Start of Input for this task

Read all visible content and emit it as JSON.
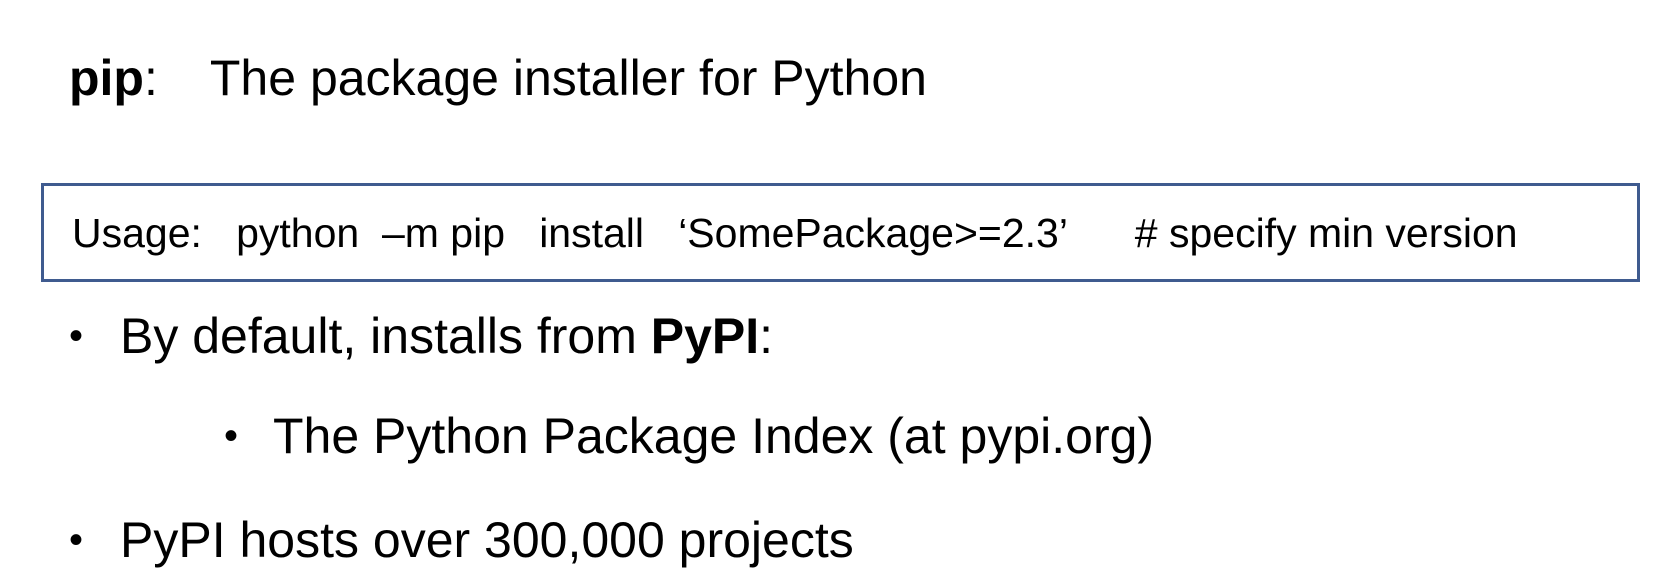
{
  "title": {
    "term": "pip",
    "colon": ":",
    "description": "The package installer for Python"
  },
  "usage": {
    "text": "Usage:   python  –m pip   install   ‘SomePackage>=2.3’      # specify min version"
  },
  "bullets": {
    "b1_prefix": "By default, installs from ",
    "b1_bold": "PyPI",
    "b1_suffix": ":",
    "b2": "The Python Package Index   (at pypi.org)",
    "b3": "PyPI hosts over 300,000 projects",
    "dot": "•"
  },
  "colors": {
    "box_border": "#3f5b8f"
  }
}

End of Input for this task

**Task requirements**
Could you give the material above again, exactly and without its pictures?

**Expected answer**
Read all visible content and emit it as JSON.
{
  "title": {
    "term": "pip",
    "colon": ":",
    "description": "The package installer for Python"
  },
  "usage": {
    "text": "Usage:   python  –m pip   install   ‘SomePackage>=2.3’      # specify min version"
  },
  "bullets": {
    "b1_prefix": "By default, installs from ",
    "b1_bold": "PyPI",
    "b1_suffix": ":",
    "b2": "The Python Package Index   (at pypi.org)",
    "b3": "PyPI hosts over 300,000 projects",
    "dot": "•"
  },
  "colors": {
    "box_border": "#3f5b8f"
  }
}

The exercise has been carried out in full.